In the finished display 16, peripheral rims 26 of sidewalls 19 project outward of outer surfaces 25 and 32 of base plate 17 and cover plate 18 respectively. This dimension is preselected to be greater than the combined thicknesses of plates 17, 18 and the thickness of the equally sliced sections 12. Therefore, the rims 26, by projecting outward of the surfaces 25 and 32, will protect the plates 17 and 18 against damage when in use or in storage. The width of walls 19 also allows for varying thicknesses of specimen sections 12 in different individual displays while the overall thickness of the displays (between rims 26) remains equal. It is again noted that the above description is given only to present a preferred form of the present invention and that various changes and modifications may be made therein without departing from its intended scope. Therefore, only the following claims are to be taken as definitions of my invention.

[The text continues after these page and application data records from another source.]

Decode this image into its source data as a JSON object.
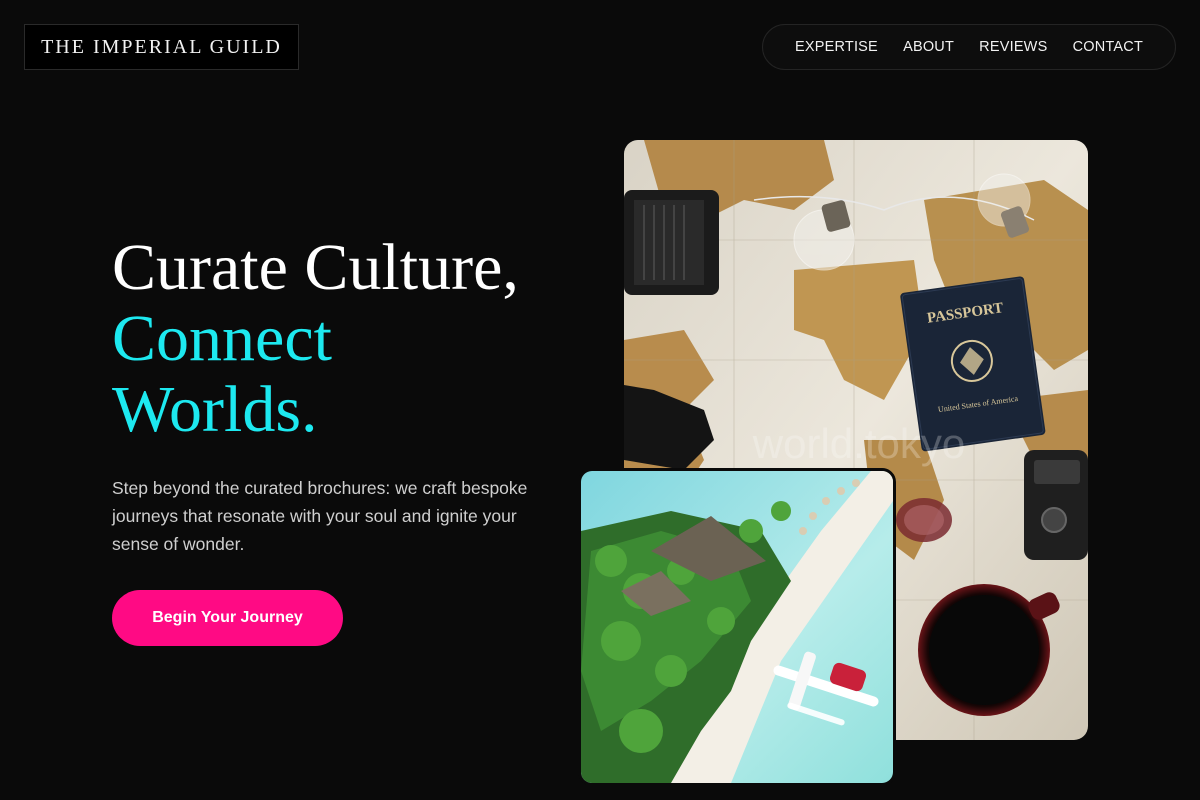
{
  "brand": {
    "name": "THE IMPERIAL GUILD"
  },
  "nav": {
    "items": [
      {
        "label": "EXPERTISE"
      },
      {
        "label": "ABOUT"
      },
      {
        "label": "REVIEWS"
      },
      {
        "label": "CONTACT"
      }
    ]
  },
  "hero": {
    "title_line1": "Curate Culture,",
    "title_line2": "Connect",
    "title_line3": "Worlds.",
    "subtitle": "Step beyond the curated brochures: we craft bespoke journeys that resonate with your soul and ignite your sense of wonder.",
    "cta_label": "Begin Your Journey"
  },
  "images": {
    "map_photo": {
      "passport_text": "PASSPORT",
      "passport_country": "United States of America",
      "watermark": "world.tokyo"
    },
    "island_photo": {}
  },
  "colors": {
    "background": "#0a0a0a",
    "accent_cyan": "#1de9f0",
    "accent_pink": "#ff0a84"
  }
}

Patent Citations
Cited PatentFiling datePublication dateApplicantTitle
US1141480 *Aug 11, 1914Jun 1, 1915Hashime MurayamaTransparent model for anatomical study.
US2444729 *Mar 16, 1944Jul 6, 1948Crockwell DouglassMethod of producing animated motion pictures
US2776596 *Jul 28, 1952Jan 8, 1957Morris EigenPreparation and mounting of specimen sections
US2996762 *Dec 5, 1958Aug 22, 1961Mccormick James BEmbedding structure and method
US3137080 *Mar 16, 1962Jun 16, 1964Zang Eugene EVitavue relief model technique
US3369299 *Sep 2, 1964Feb 20, 1968Lummus CoPreparation of construction and fabrication drawings from a model
Referenced by
Citing PatentFiling datePublication dateApplicantTitle
US4723914 *Apr 21, 1987Feb 9, 1988Yoshiro TachibanaMicroscopic specimen
US20070166833 *Jul 9, 2003Jul 19, 2007Rajendram Gordon SSample preparation method including cooling and cutting
EP1286771A1 *Mar 21, 2001Mar 5, 2003Max-Planck-Gesellschaft zur Förderung der Wissenschaften e.V.Microhybridisation chamber
WO2004008109A1 *Jul 9, 2003Jan 22, 2004Celentis LtdSample preparation method including cooling and cutting
Classifications
U.S. Classification434/297
International ClassificationG01N1/28, G01N1/06, G09B23/30
Cooperative ClassificationG01N1/28, G01N1/06, G09B23/30
European ClassificationG09B23/30, G01N1/06, G01N1/28